* TASK GOAL *
Your answer consists of the lines in the data that contain "Volume". Copy each of them.

Records excerpted from a collection
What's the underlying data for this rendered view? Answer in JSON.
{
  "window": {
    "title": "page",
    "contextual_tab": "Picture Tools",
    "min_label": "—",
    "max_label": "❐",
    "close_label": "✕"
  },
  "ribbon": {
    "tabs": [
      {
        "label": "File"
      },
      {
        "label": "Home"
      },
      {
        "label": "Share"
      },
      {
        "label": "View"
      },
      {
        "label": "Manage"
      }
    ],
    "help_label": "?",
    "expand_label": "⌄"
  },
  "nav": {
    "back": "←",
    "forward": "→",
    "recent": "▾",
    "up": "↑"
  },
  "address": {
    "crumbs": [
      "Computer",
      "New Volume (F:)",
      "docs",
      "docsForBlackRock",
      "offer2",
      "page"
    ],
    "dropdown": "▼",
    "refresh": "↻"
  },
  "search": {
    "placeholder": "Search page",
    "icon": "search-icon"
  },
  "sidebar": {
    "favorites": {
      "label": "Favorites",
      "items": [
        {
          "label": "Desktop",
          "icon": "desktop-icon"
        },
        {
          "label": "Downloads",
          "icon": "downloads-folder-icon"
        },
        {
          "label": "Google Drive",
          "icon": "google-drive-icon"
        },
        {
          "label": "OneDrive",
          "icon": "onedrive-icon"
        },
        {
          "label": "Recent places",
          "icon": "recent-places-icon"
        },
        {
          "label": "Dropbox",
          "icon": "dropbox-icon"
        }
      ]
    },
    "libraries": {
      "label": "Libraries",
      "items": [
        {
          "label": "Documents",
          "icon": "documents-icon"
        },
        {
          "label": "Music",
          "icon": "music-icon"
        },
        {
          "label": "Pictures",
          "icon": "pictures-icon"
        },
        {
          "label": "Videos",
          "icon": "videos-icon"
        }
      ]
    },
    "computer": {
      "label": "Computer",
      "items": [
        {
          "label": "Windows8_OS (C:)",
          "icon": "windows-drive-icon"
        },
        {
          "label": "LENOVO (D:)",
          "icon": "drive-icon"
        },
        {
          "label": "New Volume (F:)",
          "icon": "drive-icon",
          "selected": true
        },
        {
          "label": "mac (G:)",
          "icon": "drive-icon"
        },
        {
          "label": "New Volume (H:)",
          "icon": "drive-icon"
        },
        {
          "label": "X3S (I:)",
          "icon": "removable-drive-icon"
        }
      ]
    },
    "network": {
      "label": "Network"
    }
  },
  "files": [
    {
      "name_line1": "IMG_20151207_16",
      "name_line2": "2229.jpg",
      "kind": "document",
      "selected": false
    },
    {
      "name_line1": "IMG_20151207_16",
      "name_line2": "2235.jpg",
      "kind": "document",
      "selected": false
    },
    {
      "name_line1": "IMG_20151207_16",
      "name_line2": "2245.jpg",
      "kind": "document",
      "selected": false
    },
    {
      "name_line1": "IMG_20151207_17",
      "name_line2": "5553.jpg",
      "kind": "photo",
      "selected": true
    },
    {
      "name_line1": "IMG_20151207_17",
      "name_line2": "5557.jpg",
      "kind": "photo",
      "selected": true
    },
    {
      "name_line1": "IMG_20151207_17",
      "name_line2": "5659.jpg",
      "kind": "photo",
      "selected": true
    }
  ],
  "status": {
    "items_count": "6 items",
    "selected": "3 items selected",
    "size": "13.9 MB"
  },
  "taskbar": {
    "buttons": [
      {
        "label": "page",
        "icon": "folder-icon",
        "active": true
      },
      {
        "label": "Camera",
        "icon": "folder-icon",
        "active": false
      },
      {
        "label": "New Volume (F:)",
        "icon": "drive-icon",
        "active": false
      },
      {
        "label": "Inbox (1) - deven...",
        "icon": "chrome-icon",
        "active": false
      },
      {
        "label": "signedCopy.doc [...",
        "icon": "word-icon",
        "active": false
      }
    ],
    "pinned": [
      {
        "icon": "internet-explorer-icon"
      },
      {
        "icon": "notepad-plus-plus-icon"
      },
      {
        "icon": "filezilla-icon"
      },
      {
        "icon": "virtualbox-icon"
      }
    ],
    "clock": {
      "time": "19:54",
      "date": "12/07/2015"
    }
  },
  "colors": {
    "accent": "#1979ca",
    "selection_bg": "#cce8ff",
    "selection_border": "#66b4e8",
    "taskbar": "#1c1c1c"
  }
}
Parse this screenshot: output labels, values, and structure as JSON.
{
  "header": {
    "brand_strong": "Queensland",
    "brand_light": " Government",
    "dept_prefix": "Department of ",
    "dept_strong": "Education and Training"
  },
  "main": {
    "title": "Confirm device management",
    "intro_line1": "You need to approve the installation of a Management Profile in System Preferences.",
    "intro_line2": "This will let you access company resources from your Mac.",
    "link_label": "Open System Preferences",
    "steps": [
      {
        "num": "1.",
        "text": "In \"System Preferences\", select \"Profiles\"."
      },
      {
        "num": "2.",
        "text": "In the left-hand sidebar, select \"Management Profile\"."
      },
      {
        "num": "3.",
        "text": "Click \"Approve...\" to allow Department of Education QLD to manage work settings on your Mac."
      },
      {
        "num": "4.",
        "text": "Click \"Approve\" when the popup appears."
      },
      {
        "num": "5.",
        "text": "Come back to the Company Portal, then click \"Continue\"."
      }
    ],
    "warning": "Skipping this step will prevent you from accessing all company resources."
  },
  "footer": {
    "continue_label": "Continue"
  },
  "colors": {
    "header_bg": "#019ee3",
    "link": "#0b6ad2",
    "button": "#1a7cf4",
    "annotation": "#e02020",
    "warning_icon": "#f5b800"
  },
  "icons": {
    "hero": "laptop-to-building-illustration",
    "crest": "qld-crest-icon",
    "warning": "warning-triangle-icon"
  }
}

* PROBLEM SOLUTION *
      "New Volume (F:)",
          "label": "New Volume (F:)",
          "label": "New Volume (H:)",
        "label": "New Volume (F:)",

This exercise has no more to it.